A fascinating and potentially consequential article on the Red C blog by Richard Colwell, which appeared in mid-September, but which seemingly did not attract the media attention it deserved at the time, confirms the growing perception that in the South, Sinn Fein is a boat that may have missed the electoral tide.
Red C is a Dublin-based marketing and research company which carries out regular polling on support for the Dail parties.
Colwell argues that the polling data supports the proposition that the various and apparently endless series of scandals and crises endured by the party, from Mairia Cahill through to the continued existence of the Army Council, are chipping away at party support, perhaps as much as a percentage point each month.
More alarming for SF is Colwell’s suggestion that the greatest drift away from the party is by younger voters, usually considered SF’s most enthusiastic supporters.
This will make depressing reading for Sinn Fein since Colwell’s analysis points the party’s opponents towards the obvious strategy to see off the challenge from Gerry Adams and his colleagues: keep up the attacks on Sinn Fein’s credibility, honesty and transparency – and of course its links to the IRA.
You can read the entire article here, but this is the relevant extract:
The really interesting trend over the longer term however, has instead been the decline in support for Sinn Fein. Perhaps another sign of the move away from the protest vote at polling in the mid-term, back towards the more established parties.
The fall in 1st preference support for the party in this poll, is relatively small at 2% and well within the margin of error, so could effectively be discounted. The longer term trend in support however tells another story.
Back in December we were recording the highest levels of support seen for Sinn Fein in any RED C poll, reaching a high of 24% of the first preference vote. In today’s poll they secured just 16%, the worst level seen for the party since February 2014. That means that in effect the party has lost 8% support over the first 9 months of the year.
Over that period the loss in support hasn’t been a steady decline, with drops in January and March following scandals that were soon reversed to some extent in the months afterwards. The problem is that the gains haven’t been as strong as the losses, and so one scandal after another has seen a gradual seepage of voters away from the party at almost 1% a month for the past nine months.
The greatest declines are seen among younger voters, who of course are somewhat more flighty in their vote intention behaviour. In December last year almost a third of 18-34 year old voters claimed they were supporting Sinn Fein, but this has fallen to just over 1 in 5 (20%) voters now. A large chunk of these young voters have returned to Labour, while others claim they will vote for a variety of smaller parties.
The Labour shift is interesting, as it is also apparent that far less past Labour voters in general suggest they will now vote Sinn Fein, and offers the possibility that Labour could profit even more in the longer term from a further Sinn Fein decline in support.

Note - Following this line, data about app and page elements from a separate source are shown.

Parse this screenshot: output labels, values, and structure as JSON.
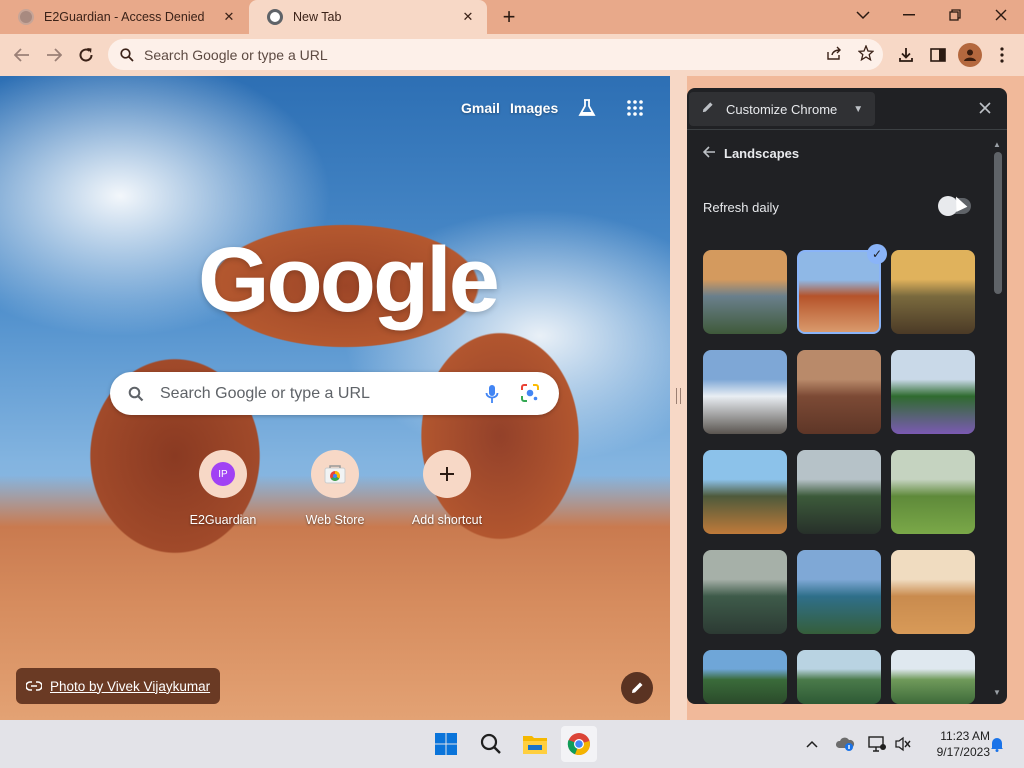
{
  "tabs": [
    {
      "title": "E2Guardian - Access Denied",
      "active": false
    },
    {
      "title": "New Tab",
      "active": true
    }
  ],
  "window_controls": {
    "list_tabs": "chevron-down-icon",
    "minimize": "minimize-icon",
    "restore": "restore-icon",
    "close": "close-icon"
  },
  "toolbar": {
    "omnibox_placeholder": "Search Google or type a URL"
  },
  "ntp": {
    "gmail": "Gmail",
    "images": "Images",
    "logo": "Google",
    "search_placeholder": "Search Google or type a URL",
    "shortcuts": [
      {
        "label": "E2Guardian",
        "initials": "IP",
        "color": "#a142f4"
      },
      {
        "label": "Web Store"
      },
      {
        "label": "Add shortcut"
      }
    ],
    "credit": "Photo by Vivek Vijaykumar"
  },
  "panel": {
    "title": "Customize Chrome",
    "collection": "Landscapes",
    "refresh_label": "Refresh daily",
    "refresh_on": false,
    "selected_index": 1,
    "thumbnails": [
      {
        "colors": [
          "#d49a5e",
          "#6a7f8c",
          "#3f5a3a"
        ]
      },
      {
        "colors": [
          "#8fb8e6",
          "#b5532a",
          "#d99a6c"
        ]
      },
      {
        "colors": [
          "#e0b25c",
          "#7a6a3e",
          "#4b3a26"
        ]
      },
      {
        "colors": [
          "#7ea7d6",
          "#e9eef3",
          "#5a5550"
        ]
      },
      {
        "colors": [
          "#b98a6a",
          "#7c4a35",
          "#5e3627"
        ]
      },
      {
        "colors": [
          "#c9d9e8",
          "#2f6b2f",
          "#7b5ab3"
        ]
      },
      {
        "colors": [
          "#8cc2ea",
          "#4e5a3b",
          "#c07a3a"
        ]
      },
      {
        "colors": [
          "#b6c2c8",
          "#3c5a3a",
          "#27302a"
        ]
      },
      {
        "colors": [
          "#c5d3c0",
          "#5f8a3a",
          "#7aa848"
        ]
      },
      {
        "colors": [
          "#a6b0a8",
          "#3e5b4a",
          "#2c3a33"
        ]
      },
      {
        "colors": [
          "#7fa8d6",
          "#2f6f8a",
          "#355e3a"
        ]
      },
      {
        "colors": [
          "#f0dcc0",
          "#c98b4e",
          "#d89a58"
        ]
      },
      {
        "colors": [
          "#6fa6d8",
          "#3a6b3a",
          "#2a4a2a"
        ]
      },
      {
        "colors": [
          "#b9d3e2",
          "#4a7a4a",
          "#2e5a35"
        ]
      },
      {
        "colors": [
          "#dfe8ef",
          "#6f9a5a",
          "#3e6a3a"
        ]
      }
    ]
  },
  "taskbar": {
    "time": "11:23 AM",
    "date": "9/17/2023"
  }
}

For Sinn Fein the issues in the North in recent weeks appear to have done them no favours with voters, with declines in support occurring despite another high profile Anti-Water tax March in the past week, at which party figures were prominent. The gains they have made during the mid-term have been built on their support for the disenfranchised voters who feel let down by the government. In order to re-gain lost ground, they therefore need to move to settle matters in the North quickly, and so re-focus voters’ attention on the local issues they are fighting for on their behalf.

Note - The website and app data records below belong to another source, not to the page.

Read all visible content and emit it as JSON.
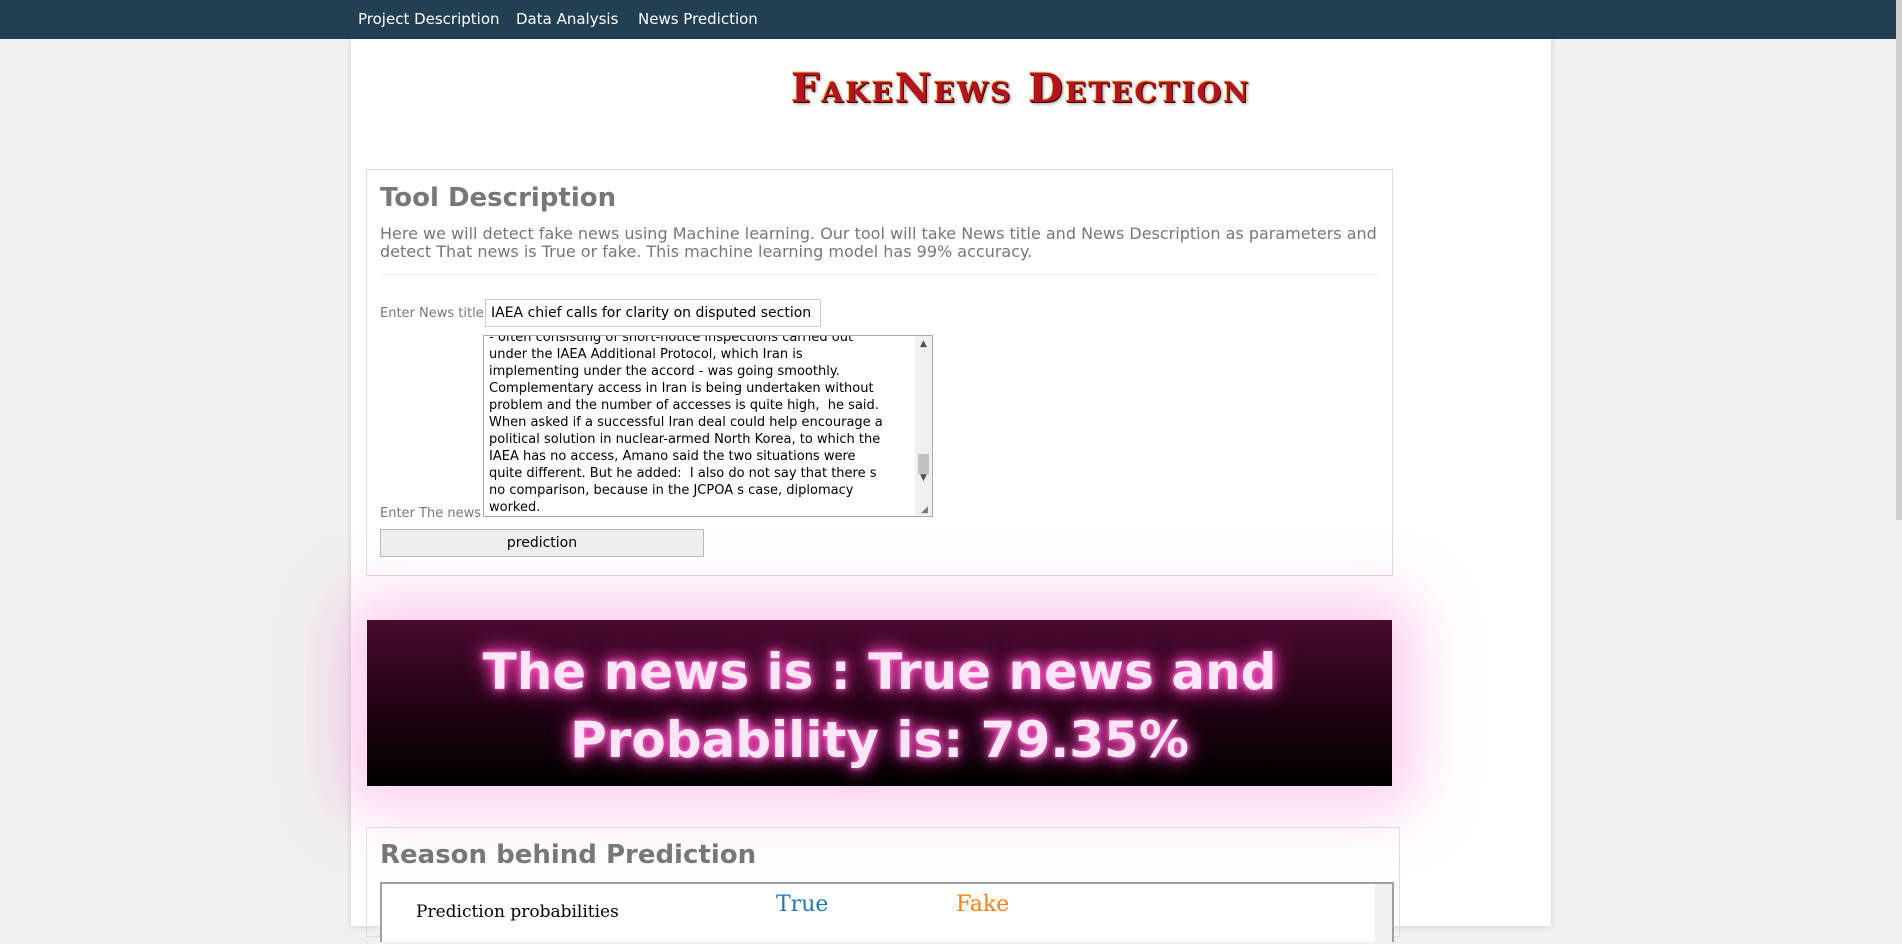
{
  "nav": {
    "items": [
      "Project Description",
      "Data Analysis",
      "News Prediction"
    ]
  },
  "logo": {
    "text": "FakeNews Detection"
  },
  "tool": {
    "title": "Tool Description",
    "description": "Here we will detect fake news using Machine learning. Our tool will take News title and News Description as parameters and detect That news is True or fake. This machine learning model has 99% accuracy.",
    "title_label": "Enter News title",
    "title_value": "IAEA chief calls for clarity on disputed section of",
    "news_label": "Enter The news",
    "news_value": "- often consisting of short-notice inspections carried out\nunder the IAEA Additional Protocol, which Iran is\nimplementing under the accord - was going smoothly.\nComplementary access in Iran is being undertaken without\nproblem and the number of accesses is quite high,  he said.\nWhen asked if a successful Iran deal could help encourage a\npolitical solution in nuclear-armed North Korea, to which the\nIAEA has no access, Amano said the two situations were\nquite different. But he added:  I also do not say that there s\nno comparison, because in the JCPOA s case, diplomacy\nworked.",
    "button_label": "prediction"
  },
  "result": {
    "text": "The news is : True news and Probability is: 79.35%"
  },
  "reason": {
    "title": "Reason behind Prediction",
    "pp_label": "Prediction probabilities",
    "true_label": "True",
    "fake_label": "Fake"
  },
  "colors": {
    "navbar": "#233f53",
    "true": "#1f77b4",
    "fake": "#ff7f0e",
    "glow": "#ff3fb8"
  }
}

The question then is if this re-focus will be enough to regain voters, with the backdrop of an increasingly positive economic outlook, and an electorate who broadly believe that the country is currently on the right track.